◆ **To do**: How many lines of the data contain "Phone"? Reply with the number alone.

◆ **Records for the task**:
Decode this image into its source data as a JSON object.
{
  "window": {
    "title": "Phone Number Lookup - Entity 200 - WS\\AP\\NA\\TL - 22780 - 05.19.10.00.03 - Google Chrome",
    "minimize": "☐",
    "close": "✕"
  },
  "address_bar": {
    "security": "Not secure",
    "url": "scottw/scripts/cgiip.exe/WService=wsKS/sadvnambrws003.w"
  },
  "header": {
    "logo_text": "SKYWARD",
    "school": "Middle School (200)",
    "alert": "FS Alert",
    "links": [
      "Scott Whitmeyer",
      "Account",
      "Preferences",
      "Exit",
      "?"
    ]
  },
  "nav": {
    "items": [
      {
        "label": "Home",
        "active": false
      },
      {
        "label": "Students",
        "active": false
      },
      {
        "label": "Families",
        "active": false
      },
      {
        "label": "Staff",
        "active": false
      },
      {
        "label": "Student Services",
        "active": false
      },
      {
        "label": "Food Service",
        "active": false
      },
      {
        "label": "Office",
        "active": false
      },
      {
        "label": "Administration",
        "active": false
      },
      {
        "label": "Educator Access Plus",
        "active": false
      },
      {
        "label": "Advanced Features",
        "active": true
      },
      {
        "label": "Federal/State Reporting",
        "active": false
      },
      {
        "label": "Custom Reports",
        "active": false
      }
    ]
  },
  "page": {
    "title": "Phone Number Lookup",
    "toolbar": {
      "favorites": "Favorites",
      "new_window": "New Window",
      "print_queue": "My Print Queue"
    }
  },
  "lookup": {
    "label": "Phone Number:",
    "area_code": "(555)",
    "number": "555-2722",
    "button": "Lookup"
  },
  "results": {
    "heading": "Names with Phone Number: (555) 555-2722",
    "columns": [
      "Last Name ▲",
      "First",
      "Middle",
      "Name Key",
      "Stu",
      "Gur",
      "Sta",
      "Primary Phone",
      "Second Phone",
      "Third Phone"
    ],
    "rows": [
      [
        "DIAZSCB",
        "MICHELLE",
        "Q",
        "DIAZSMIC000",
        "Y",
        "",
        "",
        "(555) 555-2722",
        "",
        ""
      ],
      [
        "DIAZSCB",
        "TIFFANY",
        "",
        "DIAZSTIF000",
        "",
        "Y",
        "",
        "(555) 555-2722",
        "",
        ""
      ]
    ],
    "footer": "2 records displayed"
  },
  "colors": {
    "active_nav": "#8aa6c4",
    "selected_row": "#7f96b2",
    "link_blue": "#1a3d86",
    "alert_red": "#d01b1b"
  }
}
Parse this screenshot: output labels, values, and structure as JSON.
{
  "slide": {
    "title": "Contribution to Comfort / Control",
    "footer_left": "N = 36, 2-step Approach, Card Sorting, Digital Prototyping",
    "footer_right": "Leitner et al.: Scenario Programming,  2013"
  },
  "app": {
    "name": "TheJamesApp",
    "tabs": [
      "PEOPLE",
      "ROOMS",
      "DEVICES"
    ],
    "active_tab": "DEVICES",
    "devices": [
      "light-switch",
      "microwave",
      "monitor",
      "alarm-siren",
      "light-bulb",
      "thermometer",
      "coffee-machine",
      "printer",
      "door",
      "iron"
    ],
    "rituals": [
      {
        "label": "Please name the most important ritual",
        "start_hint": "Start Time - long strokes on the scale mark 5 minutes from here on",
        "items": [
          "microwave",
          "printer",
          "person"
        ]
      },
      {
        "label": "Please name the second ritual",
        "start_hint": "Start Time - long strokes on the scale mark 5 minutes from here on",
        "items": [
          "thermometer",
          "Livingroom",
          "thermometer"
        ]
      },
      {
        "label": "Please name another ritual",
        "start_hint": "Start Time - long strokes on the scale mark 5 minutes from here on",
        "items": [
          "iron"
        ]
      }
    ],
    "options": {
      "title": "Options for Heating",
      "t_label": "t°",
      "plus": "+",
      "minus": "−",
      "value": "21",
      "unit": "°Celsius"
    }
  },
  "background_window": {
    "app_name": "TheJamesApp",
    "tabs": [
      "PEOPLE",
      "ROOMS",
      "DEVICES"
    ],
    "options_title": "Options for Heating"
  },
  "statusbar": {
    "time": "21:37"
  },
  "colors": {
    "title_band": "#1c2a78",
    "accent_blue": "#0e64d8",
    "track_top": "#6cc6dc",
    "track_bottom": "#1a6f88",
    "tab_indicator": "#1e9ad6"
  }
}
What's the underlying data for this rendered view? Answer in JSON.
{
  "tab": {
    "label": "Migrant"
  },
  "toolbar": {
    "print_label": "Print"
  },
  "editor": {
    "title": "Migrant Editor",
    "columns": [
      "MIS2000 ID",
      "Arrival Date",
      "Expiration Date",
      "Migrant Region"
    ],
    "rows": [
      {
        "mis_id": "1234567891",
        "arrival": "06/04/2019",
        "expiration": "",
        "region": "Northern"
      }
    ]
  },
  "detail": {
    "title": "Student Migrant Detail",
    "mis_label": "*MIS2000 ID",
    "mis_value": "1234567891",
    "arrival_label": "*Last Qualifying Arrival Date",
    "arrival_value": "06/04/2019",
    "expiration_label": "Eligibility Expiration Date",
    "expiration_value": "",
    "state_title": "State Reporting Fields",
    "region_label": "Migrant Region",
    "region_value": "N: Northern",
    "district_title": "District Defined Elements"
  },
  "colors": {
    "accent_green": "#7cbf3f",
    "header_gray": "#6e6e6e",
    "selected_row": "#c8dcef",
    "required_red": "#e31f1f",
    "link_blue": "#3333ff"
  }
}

◆ **Exercise response**: 7